*Dataset extract*
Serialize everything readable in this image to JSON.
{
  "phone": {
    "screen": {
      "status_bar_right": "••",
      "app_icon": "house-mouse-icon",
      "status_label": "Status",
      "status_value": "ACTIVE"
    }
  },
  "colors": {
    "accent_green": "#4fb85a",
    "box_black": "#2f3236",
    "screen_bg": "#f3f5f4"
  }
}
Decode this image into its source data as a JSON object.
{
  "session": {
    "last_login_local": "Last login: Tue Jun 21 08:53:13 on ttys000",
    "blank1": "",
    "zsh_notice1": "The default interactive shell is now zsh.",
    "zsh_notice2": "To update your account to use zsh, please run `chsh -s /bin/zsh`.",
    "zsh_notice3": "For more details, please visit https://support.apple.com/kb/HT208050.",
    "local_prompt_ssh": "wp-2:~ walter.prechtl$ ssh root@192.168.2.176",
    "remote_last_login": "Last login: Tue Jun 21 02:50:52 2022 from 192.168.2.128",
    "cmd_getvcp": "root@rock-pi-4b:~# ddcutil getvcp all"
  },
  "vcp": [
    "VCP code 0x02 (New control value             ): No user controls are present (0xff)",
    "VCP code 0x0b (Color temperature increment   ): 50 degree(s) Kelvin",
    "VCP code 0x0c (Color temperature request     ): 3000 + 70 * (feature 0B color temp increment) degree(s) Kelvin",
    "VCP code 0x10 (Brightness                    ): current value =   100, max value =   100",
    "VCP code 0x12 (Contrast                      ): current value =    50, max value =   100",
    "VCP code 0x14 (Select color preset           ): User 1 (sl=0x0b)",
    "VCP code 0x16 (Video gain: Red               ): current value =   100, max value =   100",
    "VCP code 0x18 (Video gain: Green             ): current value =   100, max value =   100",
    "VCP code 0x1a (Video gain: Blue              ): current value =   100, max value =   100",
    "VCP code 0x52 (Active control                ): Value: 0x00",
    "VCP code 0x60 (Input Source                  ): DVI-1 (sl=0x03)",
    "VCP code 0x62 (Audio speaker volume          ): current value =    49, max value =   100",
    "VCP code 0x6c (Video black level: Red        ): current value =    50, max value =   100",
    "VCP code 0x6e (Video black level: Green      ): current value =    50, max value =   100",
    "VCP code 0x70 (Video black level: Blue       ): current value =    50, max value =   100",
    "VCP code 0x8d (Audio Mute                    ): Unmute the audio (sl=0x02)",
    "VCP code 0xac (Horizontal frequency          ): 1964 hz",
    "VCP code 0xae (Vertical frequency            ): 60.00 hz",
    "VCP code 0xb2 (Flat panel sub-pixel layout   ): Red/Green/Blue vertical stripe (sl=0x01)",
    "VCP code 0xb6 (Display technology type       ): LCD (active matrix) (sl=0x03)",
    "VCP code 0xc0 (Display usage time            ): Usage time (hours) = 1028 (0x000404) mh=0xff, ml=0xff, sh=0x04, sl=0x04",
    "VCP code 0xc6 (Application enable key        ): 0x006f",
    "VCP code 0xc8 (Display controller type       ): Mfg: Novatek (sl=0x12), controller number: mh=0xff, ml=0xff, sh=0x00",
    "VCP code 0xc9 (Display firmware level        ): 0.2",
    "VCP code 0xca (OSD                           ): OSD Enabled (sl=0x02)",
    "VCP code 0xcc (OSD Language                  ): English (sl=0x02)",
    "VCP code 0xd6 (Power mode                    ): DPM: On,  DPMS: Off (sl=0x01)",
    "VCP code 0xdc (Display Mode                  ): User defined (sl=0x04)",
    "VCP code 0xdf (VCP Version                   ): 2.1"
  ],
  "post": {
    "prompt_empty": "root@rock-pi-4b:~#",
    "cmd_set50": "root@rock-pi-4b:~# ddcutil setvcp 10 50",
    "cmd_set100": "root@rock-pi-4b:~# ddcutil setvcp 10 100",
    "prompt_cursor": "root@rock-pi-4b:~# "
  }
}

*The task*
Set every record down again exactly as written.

*Task response*
Serialize everything readable in this image to JSON.
{
  "phone": {
    "screen": {
      "status_bar_right": "••",
      "app_icon": "house-mouse-icon",
      "status_label": "Status",
      "status_value": "ACTIVE"
    }
  },
  "colors": {
    "accent_green": "#4fb85a",
    "box_black": "#2f3236",
    "screen_bg": "#f3f5f4"
  }
}
Decode this image into its source data as a JSON object.
{
  "session": {
    "last_login_local": "Last login: Tue Jun 21 08:53:13 on ttys000",
    "blank1": "",
    "zsh_notice1": "The default interactive shell is now zsh.",
    "zsh_notice2": "To update your account to use zsh, please run `chsh -s /bin/zsh`.",
    "zsh_notice3": "For more details, please visit https://support.apple.com/kb/HT208050.",
    "local_prompt_ssh": "wp-2:~ walter.prechtl$ ssh root@192.168.2.176",
    "remote_last_login": "Last login: Tue Jun 21 02:50:52 2022 from 192.168.2.128",
    "cmd_getvcp": "root@rock-pi-4b:~# ddcutil getvcp all"
  },
  "vcp": [
    "VCP code 0x02 (New control value             ): No user controls are present (0xff)",
    "VCP code 0x0b (Color temperature increment   ): 50 degree(s) Kelvin",
    "VCP code 0x0c (Color temperature request     ): 3000 + 70 * (feature 0B color temp increment) degree(s) Kelvin",
    "VCP code 0x10 (Brightness                    ): current value =   100, max value =   100",
    "VCP code 0x12 (Contrast                      ): current value =    50, max value =   100",
    "VCP code 0x14 (Select color preset           ): User 1 (sl=0x0b)",
    "VCP code 0x16 (Video gain: Red               ): current value =   100, max value =   100",
    "VCP code 0x18 (Video gain: Green             ): current value =   100, max value =   100",
    "VCP code 0x1a (Video gain: Blue              ): current value =   100, max value =   100",
    "VCP code 0x52 (Active control                ): Value: 0x00",
    "VCP code 0x60 (Input Source                  ): DVI-1 (sl=0x03)",
    "VCP code 0x62 (Audio speaker volume          ): current value =    49, max value =   100",
    "VCP code 0x6c (Video black level: Red        ): current value =    50, max value =   100",
    "VCP code 0x6e (Video black level: Green      ): current value =    50, max value =   100",
    "VCP code 0x70 (Video black level: Blue       ): current value =    50, max value =   100",
    "VCP code 0x8d (Audio Mute                    ): Unmute the audio (sl=0x02)",
    "VCP code 0xac (Horizontal frequency          ): 1964 hz",
    "VCP code 0xae (Vertical frequency            ): 60.00 hz",
    "VCP code 0xb2 (Flat panel sub-pixel layout   ): Red/Green/Blue vertical stripe (sl=0x01)",
    "VCP code 0xb6 (Display technology type       ): LCD (active matrix) (sl=0x03)",
    "VCP code 0xc0 (Display usage time            ): Usage time (hours) = 1028 (0x000404) mh=0xff, ml=0xff, sh=0x04, sl=0x04",
    "VCP code 0xc6 (Application enable key        ): 0x006f",
    "VCP code 0xc8 (Display controller type       ): Mfg: Novatek (sl=0x12), controller number: mh=0xff, ml=0xff, sh=0x00",
    "VCP code 0xc9 (Display firmware level        ): 0.2",
    "VCP code 0xca (OSD                           ): OSD Enabled (sl=0x02)",
    "VCP code 0xcc (OSD Language                  ): English (sl=0x02)",
    "VCP code 0xd6 (Power mode                    ): DPM: On,  DPMS: Off (sl=0x01)",
    "VCP code 0xdc (Display Mode                  ): User defined (sl=0x04)",
    "VCP code 0xdf (VCP Version                   ): 2.1"
  ],
  "post": {
    "prompt_empty": "root@rock-pi-4b:~#",
    "cmd_set50": "root@rock-pi-4b:~# ddcutil setvcp 10 50",
    "cmd_set100": "root@rock-pi-4b:~# ddcutil setvcp 10 100",
    "prompt_cursor": "root@rock-pi-4b:~# "
  }
}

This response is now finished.